Nothing beats listening to your favorite band in your headphones while going about your day. It makes listening to music a lot more personal and immersive than using a speaker. You can listen to your music at any time or place, but at what cost if you are potentially damaging your ears? According to World Health Organization, around “1.1 billion teenagers and young adults are at risk of hearing loss due to the unsafe use of personal audio devices, including smartphones, and exposure to damaging levels of sound at noisy entertainment venues such as nightclubs, bars, and sporting events”. Hence, ear damage is a tangible problem that almost everyone at this age is at the risk of having. Here are a few tips to consider to minimize the damage and have a safe and enjoyable musical experience.
1. Skip the In-Ear Design
In-Ear and earbuds are popular because they are the most portable, thus perfect for use while doing everyday activities. However, they can do your ears some serious damage.
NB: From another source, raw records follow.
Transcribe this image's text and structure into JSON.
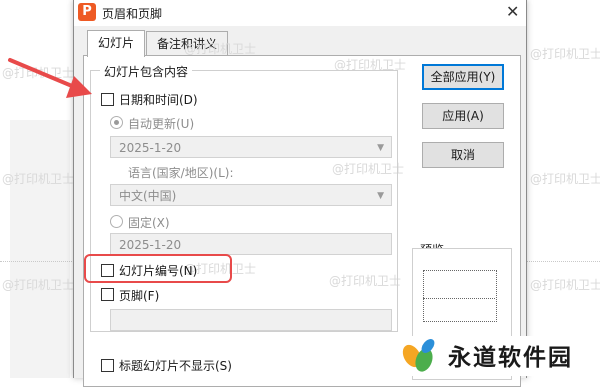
{
  "dialog": {
    "app_icon_letter": "P",
    "title": "页眉和页脚",
    "close_glyph": "✕",
    "tabs": [
      {
        "label": "幻灯片",
        "active": true
      },
      {
        "label": "备注和讲义",
        "active": false
      }
    ],
    "group_title": "幻灯片包含内容",
    "date_time": {
      "label": "日期和时间(D)",
      "checked": false
    },
    "auto_update": {
      "label": "自动更新(U)",
      "selected": true
    },
    "auto_update_value": "2025-1-20",
    "language_label": "语言(国家/地区)(L):",
    "language_value": "中文(中国)",
    "fixed": {
      "label": "固定(X)",
      "selected": false
    },
    "fixed_value": "2025-1-20",
    "slide_number": {
      "label": "幻灯片编号(N)",
      "checked": false
    },
    "footer": {
      "label": "页脚(F)",
      "checked": false
    },
    "footer_value": "",
    "hide_title": {
      "label": "标题幻灯片不显示(S)",
      "checked": false
    },
    "buttons": {
      "apply_all": "全部应用(Y)",
      "apply": "应用(A)",
      "cancel": "取消"
    },
    "preview_label": "预览"
  },
  "watermark_text": "@打印机卫士",
  "logo": {
    "text": "永道软件园",
    "colors": [
      "#f5a623",
      "#4cae4c",
      "#2b8fd9"
    ]
  },
  "annotation": {
    "highlight_color": "#e84a4a",
    "arrow_color": "#e84a4a"
  }
}
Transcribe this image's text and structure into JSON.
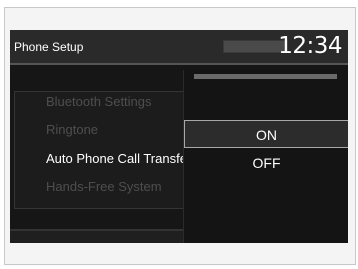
{
  "header": {
    "title": "Phone Setup",
    "clock": "12:34"
  },
  "menu": {
    "items": [
      {
        "label": "Bluetooth Settings",
        "state": "dim"
      },
      {
        "label": "Ringtone",
        "state": "dim"
      },
      {
        "label": "Auto Phone Call Transfer",
        "state": "active"
      },
      {
        "label": "Hands-Free System",
        "state": "dim"
      }
    ]
  },
  "popup": {
    "options": [
      {
        "label": "ON",
        "selected": true
      },
      {
        "label": "OFF",
        "selected": false
      }
    ]
  }
}
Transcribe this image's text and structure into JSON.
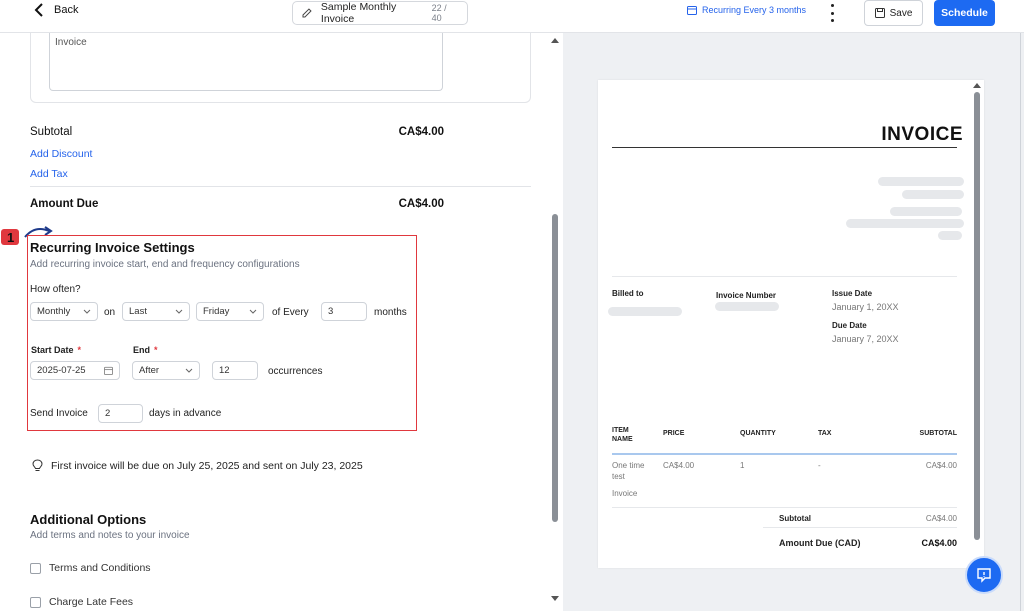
{
  "header": {
    "back_label": "Back",
    "invoice_title": "Sample Monthly Invoice",
    "title_count": "22 / 40",
    "recurring_label": "Recurring Every 3 months",
    "save_label": "Save",
    "schedule_label": "Schedule"
  },
  "editor": {
    "notes_value": "Invoice",
    "subtotal_label": "Subtotal",
    "subtotal_value": "CA$4.00",
    "add_discount": "Add Discount",
    "add_tax": "Add Tax",
    "amount_due_label": "Amount Due",
    "amount_due_value": "CA$4.00",
    "marker_number": "1",
    "recurring": {
      "title": "Recurring Invoice Settings",
      "subtitle": "Add recurring invoice start, end and frequency configurations",
      "how_often_label": "How often?",
      "frequency": "Monthly",
      "on_label": "on",
      "position": "Last",
      "weekday": "Friday",
      "of_every_label": "of Every",
      "interval": "3",
      "unit_label": "months",
      "start_date_label": "Start Date",
      "end_label": "End",
      "required_mark": "*",
      "start_date": "2025-07-25",
      "end_type": "After",
      "occurrences": "12",
      "occurrences_label": "occurrences",
      "send_invoice_label": "Send Invoice",
      "days_value": "2",
      "days_label": "days in advance"
    },
    "info_text": "First invoice will be due on July 25, 2025 and sent on July 23, 2025",
    "additional": {
      "title": "Additional Options",
      "subtitle": "Add terms and notes to your invoice",
      "terms_label": "Terms and Conditions",
      "late_fees_label": "Charge Late Fees"
    }
  },
  "preview": {
    "title": "INVOICE",
    "billed_to_label": "Billed to",
    "invoice_number_label": "Invoice Number",
    "issue_date_label": "Issue Date",
    "issue_date": "January 1, 20XX",
    "due_date_label": "Due Date",
    "due_date": "January 7, 20XX",
    "columns": {
      "item_name": "ITEM\nNAME",
      "price": "PRICE",
      "quantity": "QUANTITY",
      "tax": "TAX",
      "subtotal": "SUBTOTAL"
    },
    "row": {
      "name": "One time test",
      "desc": "Invoice",
      "price": "CA$4.00",
      "quantity": "1",
      "tax": "-",
      "subtotal": "CA$4.00"
    },
    "subtotal_label": "Subtotal",
    "subtotal_value": "CA$4.00",
    "amount_due_label": "Amount Due (CAD)",
    "amount_due_value": "CA$4.00"
  },
  "colors": {
    "accent": "#1d6af2",
    "highlight": "#e0383e"
  },
  "icons": [
    "back-arrow-icon",
    "edit-icon",
    "calendar-icon",
    "kebab-icon",
    "save-icon",
    "lightbulb-icon",
    "chat-icon"
  ]
}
First, these designs send the sound directly into your ear canal, which could damage your inner ear, causing permanent hearing loss. This is because damage to the inner ear cannot be cured, with all the technology we have. Although other designs, like over-the-ear or on-ear, can still damage the ear, they can’t hold a candle to earbuds and in-ears in hurting the eardrums.
Second, according to Whittier Hospital Medical Center, earbuds carry and introduce dirt, germs, and bacteria into your ears. The only way to prevent this is to sanitize them after every single use, which most people don’t. A lot of people also share their earbuds and in-ears together, which is unsanitary. Furthermore, earbuds increase ear wax build-up, as the ear is not meant to be clogged up for so long. These factors lead to painful ear infections that nobody has to deal with.
2. Tone It Down
Music is the best form of escapism, but that doesn’t mean you have to listen to it at full volume to enjoy it. Sound intensity is measured in decibels (dB). The intensity of a normal conversation is around 60 dB. A vacuum cleaner’s noise is around 75 dB. A Chainsaw or a leaf blower cause around 106 to 115 dB. According to My Health Alberta, any sound above 85 is harmful. If you cannot measure your music in decibels, don’t ignore the obvious warning signs that the sound is too high. Does your ear hurt? Do you have to lower the volume to hear someone when they’re talking to you? Do you find your ears ringing after the music stops? All these are tell-tale signs that you should significantly lower the volume, even check with a healthcare professional before it is too late. To stay safe, try listening to your music at around 60% of the device volume. If you still feel uncomfortable, lower it even more.
3. Keep It Short
Do you really have to wear your headphones all day? Even if you are a musician who wears headphones as a part of the job, you need to control the duration. Make the longest period you wear headphones without a break 60 minutes, then take a break of at least 5 minutes. Prolonged use of headphones is a well-known factor in hearing damage, so be responsible.
4. Splurge a Bit
Maybe the reason why you find yourself resorting to raising the volume too high is not that the volume is low, but that the headphones are low quality. Most people tend to buy cheaper headphones as if they’re a catch, but actually, they’re more harmful to one’s ears. This is because they are unable to transmit the bass efficiently or block background noise. Hence, most low-cost headphones users tend to raise the volume to hear more detail in the music.
Don’t be scared to invest a little bit in your headphones. Make sure you get over-the-ear noise-canceling headphones for a better and safer listening experience.
Nobody is here to tell you not to listen to your music or not to use headphones ever. Just be mindful of how the misuse of headphones can be harmful and how to use them correctly. Stay safe and inspired.